  • 29. Focusing on others Happiness: Positive Reinforcement “people seemed “felt good very pleasant, to have thinking a positive positive thoughts for message for others” another really changed my state of mind, which I felt was infectious” “It filled me with Joy, Inner and Outer Smile”Photo: Greenpin Chang
  • 30. Compassionate thoughts/words = Super powers & Love “Felt like I had super power”* “noticed that people around “Sort of like I had a super power”* me were all being extraordinarily friendly to me...*comments from separate individualswho do not know each other I received lots of love back”Photo: Anita & Greg

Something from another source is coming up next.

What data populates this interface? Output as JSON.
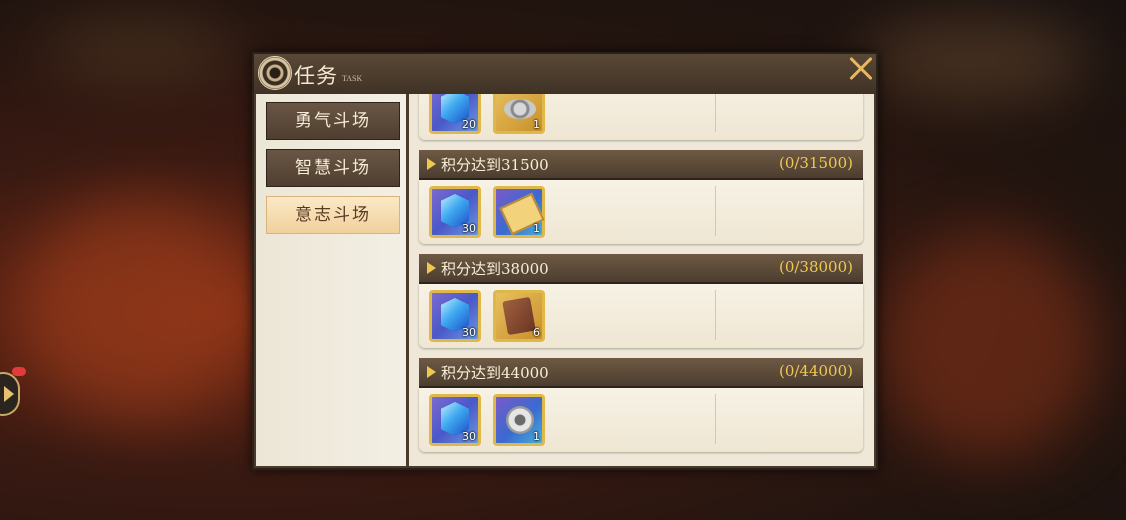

  • 31. One Simple Thing: Participants Thoughts“I chose to tell someone I am close to that she is amazing.She hugged me, and our relationship has been veryharmonious in the weeks since. More generous andtrusting. Ive also noticed her mood soar. She seemsconfident and calmer. It feels like we both filled up ouremotional fuel tanks in that moment.I would like to continue my participation, because in thatmoment it helped me say and do and be exactly what Iwant in my life.”, ~ A.A., United States “One Simple Thing was an exciting and challenging experience. I looked forward to my little daily ‘mission’. One Simple Thing made me understand that there are emotions I am totally comfortable expressing out-loud, spontaneously while looking straight into someones eyes. It would leave me with a huge feeling of satisfaction. Yet, there are words that triggered emotions I am not comfortable with and I am blocked when having to say them. Saying them from a still place of sincerity helped me overcome the blockage. The situations that shook me out of my comfort zone opened the door to more self- exploration but also more self-compassion.  I would like to keep practicing One Simple Thing to take more steps into my ‘uncomfortable’ zones but most of all because of all the positive benefits for myself and the people around me.” ~SG, France
  • 32. Compassion & Kindness: Not about ‘nice’Mindfulness, pro-socialbehavior, compassion,and social connectionare foundational tohealth & well beingIntegrating thesepractices is key for theoptimal successof any healthintervention and/orbehavior designPhoto: Pietro BelliniPhoto: Xavi Talleda
  • 33. Compassion & Evolution “We are ... impelled to relieve the suffering of another, in order that our own painful feelings may be at the same time relived. The mere sight of suffering, independently of love, would suffice to call up in us vivid recollections and associations...” ~Darwin
  • 34. Compassion & Survival “Love and compassion are necessities, not luxuries. Without them humanity cannot survive.” ~His Holiness the Dalai Lama
  • 35. Give it a Whirl! One Simple Thing will be launching a new session before years end. If you would like to be included, you may sign up at http://bit.ly/OneSimple
  • 36. Thank You I welcome your thoughts and feedback Thank you for your time & attention Pamela Day Twitter: @ZibbyZ

×